Another interesting visual is the use of dissipating flames. As explained earlier, one part of the definition of nirvana (also the ending of suffering) is the extinguishing of the flames ignorance. In fact, nirvana literally means snuffed out. When Madoka ascends to her new form, she “snuffs out” the various grief seeds.
Perhaps the most outstanding symbol for me is the white elephant. When Walpurgisnacht first arrives, Homura —the girl who “births” the Madoka in this current timeline— is first greeted by an elephant. The Buddha, the founder of Buddhism, was born for the last time as Siddhartha. Legend says that on the night Siddhartha was conceived, his mother dreamt of an elephant as well.
And, like the Buddha, Madoka eventually reaches nirvana, a deathless existence outside of karmic laws.
Goddess, I love this anime!
- Buddhist principles mostly drawn from ideas accepted by both major branches, Theravada and Mahayana. The post focuses more on Buddhist world views and philosophies instead of the religion’s theistic aspects. In fact, Buddhism is often seen as a nontheistic religion because of its rejection of a prime mover.
- Karma, nirvana, suffering, and other concepts simplified because interpretations of these terms can go on for pages. For example, I called karma “amoral” although it does deal with the moral sphere, because of various complicating reasons. I go into further detail in a comment below.
- Goddess in the Buddhist sense has a much different meaning from that of monotheistic and even polytheistic religions. The use of the term in this post is mostly rhetorical.
- Terms and ideas in this post are from a Buddhist perspective. Other religions, most notably Hinduism, may have similar ideas, but are often quite different in some key points.
- There are plenty of references to other religion as well, including a painting of Michaelangelo’s Creation of Adam. I do believe though that the nontheistic take on Madoka’s final change (her existence outside the timelines is explained as a fundamental part of the new universe) is more in line with the Buddhist world view.
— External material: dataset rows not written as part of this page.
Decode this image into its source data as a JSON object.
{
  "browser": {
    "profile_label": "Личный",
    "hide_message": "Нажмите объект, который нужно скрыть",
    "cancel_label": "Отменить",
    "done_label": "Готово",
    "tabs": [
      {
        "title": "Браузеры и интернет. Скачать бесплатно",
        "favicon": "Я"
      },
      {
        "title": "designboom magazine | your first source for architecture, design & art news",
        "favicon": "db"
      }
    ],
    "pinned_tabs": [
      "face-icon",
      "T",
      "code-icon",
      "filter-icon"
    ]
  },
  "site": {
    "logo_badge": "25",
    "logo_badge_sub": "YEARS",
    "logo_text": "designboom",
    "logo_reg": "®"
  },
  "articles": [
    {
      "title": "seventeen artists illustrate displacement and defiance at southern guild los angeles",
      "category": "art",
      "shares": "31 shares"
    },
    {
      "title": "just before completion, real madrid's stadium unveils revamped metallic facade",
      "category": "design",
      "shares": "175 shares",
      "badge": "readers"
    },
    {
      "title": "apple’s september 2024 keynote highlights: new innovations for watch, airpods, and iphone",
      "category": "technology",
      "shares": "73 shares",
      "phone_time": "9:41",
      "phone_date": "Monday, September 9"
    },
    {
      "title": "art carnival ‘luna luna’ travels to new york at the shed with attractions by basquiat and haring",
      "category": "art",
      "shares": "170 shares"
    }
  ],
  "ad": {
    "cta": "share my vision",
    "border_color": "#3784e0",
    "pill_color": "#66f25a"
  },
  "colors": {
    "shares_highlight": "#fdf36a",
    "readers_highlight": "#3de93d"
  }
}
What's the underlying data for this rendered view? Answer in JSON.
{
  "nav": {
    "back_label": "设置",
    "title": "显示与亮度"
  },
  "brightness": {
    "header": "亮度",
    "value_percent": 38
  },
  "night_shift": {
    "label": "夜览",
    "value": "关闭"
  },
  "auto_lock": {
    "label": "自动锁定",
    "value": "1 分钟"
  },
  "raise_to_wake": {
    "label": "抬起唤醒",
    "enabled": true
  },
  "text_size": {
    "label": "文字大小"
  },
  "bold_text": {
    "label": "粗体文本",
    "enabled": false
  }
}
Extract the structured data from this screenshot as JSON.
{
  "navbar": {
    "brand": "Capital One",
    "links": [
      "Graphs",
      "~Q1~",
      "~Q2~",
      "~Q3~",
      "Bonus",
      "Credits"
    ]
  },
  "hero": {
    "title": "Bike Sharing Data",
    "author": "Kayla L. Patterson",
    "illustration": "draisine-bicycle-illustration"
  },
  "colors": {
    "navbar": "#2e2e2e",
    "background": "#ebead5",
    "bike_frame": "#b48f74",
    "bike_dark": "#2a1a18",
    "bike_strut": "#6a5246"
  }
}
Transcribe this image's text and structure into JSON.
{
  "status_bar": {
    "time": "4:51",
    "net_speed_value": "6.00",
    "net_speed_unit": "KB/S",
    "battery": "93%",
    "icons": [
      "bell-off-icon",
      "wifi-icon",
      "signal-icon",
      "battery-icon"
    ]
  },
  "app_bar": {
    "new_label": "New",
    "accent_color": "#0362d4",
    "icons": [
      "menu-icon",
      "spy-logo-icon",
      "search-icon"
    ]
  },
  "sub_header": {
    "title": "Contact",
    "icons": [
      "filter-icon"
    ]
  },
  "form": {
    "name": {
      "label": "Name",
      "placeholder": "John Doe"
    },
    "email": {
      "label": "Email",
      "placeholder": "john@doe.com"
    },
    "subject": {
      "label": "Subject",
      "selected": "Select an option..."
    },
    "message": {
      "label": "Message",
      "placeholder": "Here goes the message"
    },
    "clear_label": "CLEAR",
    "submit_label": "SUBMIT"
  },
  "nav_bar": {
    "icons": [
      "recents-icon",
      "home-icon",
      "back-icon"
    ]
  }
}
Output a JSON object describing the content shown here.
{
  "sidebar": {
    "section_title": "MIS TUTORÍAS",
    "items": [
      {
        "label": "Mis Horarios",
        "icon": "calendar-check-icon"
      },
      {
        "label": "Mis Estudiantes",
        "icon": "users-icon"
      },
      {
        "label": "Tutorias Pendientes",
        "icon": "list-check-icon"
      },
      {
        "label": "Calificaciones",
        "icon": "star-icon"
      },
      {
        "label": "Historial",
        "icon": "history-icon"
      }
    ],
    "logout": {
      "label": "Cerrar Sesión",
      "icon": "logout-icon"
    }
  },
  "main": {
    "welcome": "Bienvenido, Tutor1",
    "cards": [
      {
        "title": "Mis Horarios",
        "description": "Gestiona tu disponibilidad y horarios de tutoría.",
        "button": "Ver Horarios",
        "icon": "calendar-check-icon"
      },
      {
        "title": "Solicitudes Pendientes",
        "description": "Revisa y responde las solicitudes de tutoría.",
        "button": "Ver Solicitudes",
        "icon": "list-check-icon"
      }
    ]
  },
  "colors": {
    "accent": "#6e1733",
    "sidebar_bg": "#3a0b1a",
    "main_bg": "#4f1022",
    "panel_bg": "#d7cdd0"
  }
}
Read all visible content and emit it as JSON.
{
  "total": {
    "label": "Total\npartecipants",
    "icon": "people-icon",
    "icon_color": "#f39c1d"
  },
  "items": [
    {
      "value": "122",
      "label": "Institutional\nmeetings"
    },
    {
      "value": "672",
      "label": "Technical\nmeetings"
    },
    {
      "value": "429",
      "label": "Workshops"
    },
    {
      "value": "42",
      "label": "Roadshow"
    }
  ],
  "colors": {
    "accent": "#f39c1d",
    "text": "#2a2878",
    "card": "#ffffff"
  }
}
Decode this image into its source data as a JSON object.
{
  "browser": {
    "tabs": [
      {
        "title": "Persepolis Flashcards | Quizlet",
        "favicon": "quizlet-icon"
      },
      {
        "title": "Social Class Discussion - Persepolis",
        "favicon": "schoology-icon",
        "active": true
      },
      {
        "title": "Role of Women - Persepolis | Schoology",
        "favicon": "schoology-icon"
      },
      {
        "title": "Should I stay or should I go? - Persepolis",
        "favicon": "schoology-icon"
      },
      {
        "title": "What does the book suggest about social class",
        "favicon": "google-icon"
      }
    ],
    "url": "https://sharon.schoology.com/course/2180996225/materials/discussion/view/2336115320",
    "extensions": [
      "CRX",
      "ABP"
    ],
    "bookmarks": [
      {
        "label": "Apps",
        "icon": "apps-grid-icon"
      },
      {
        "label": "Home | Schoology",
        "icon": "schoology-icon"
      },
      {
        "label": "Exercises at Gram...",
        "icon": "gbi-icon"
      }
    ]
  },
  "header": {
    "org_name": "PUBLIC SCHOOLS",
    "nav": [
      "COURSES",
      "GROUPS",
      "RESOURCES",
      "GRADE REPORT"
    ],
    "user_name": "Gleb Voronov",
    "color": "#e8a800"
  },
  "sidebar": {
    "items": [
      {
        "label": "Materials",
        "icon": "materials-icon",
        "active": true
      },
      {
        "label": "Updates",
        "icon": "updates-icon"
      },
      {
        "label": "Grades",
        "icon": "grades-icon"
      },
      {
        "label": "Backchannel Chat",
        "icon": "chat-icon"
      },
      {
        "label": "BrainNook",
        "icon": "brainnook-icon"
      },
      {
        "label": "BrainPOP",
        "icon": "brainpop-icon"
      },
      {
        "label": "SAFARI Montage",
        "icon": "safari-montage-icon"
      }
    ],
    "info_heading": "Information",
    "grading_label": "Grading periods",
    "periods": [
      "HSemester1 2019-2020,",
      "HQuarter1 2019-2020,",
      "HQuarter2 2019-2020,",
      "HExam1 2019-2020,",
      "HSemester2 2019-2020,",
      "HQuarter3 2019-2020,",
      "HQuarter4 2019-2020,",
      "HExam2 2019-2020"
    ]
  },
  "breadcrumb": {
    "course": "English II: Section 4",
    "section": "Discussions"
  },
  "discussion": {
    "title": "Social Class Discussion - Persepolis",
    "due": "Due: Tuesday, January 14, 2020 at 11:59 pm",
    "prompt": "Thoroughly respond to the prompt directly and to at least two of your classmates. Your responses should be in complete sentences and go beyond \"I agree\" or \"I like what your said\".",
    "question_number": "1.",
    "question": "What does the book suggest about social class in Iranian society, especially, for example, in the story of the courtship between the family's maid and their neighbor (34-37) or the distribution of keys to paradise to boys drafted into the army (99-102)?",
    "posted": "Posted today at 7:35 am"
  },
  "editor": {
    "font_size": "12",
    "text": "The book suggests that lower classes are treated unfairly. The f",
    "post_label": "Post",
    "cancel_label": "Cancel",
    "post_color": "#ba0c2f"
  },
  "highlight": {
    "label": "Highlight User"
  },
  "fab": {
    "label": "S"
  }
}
Of course, that is not to say the story does not parallel the doctrines of other religions. After all, it is surprising how similar many religions are to each other.
- It is fun to go back and read past speculations on this series.
- Comments below note some interesting counterpoints that I address.
- Ryan A. gives a fascinating, well written quick read on Gödel’s incompleteness theorems.
- I cried so hard at the end…